#### Work order:
Across the material below, count the lines that include the word "empresa" and give only that count.

#### Provided records:
* * *

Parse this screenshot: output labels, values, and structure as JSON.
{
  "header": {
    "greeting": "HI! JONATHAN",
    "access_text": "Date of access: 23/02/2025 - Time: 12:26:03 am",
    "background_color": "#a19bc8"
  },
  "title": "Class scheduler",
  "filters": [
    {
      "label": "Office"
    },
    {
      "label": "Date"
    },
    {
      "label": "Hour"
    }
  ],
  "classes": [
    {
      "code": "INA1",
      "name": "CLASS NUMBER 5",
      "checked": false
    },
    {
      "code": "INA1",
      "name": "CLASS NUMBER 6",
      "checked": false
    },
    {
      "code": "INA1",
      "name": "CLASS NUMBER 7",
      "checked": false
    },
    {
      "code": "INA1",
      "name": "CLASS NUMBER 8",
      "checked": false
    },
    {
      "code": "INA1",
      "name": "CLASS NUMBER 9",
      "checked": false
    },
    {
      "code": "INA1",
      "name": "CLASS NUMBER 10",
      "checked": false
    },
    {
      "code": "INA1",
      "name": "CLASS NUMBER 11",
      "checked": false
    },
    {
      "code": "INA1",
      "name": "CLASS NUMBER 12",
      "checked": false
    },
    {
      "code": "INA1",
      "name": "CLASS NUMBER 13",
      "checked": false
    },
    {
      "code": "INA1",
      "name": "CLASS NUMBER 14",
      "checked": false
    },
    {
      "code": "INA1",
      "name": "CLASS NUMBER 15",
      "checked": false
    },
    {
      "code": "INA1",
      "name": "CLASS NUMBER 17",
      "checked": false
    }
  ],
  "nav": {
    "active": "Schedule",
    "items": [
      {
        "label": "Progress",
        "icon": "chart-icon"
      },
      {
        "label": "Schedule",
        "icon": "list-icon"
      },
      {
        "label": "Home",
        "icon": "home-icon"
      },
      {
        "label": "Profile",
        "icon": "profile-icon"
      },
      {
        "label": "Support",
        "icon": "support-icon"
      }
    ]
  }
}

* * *

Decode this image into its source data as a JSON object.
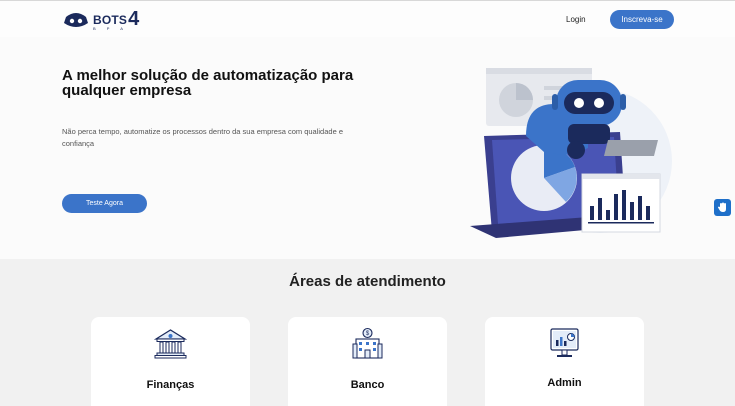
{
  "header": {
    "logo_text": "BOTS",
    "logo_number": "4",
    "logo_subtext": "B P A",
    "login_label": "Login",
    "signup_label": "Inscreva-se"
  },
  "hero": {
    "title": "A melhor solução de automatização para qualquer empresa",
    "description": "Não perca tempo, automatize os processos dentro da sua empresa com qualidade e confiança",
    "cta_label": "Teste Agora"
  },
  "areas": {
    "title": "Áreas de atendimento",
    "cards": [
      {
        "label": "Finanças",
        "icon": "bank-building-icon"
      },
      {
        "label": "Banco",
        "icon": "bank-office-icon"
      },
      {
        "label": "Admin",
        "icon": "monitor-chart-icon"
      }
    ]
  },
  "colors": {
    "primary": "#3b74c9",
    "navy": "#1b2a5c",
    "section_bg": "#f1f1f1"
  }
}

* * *

#### Reply to the exercise:
2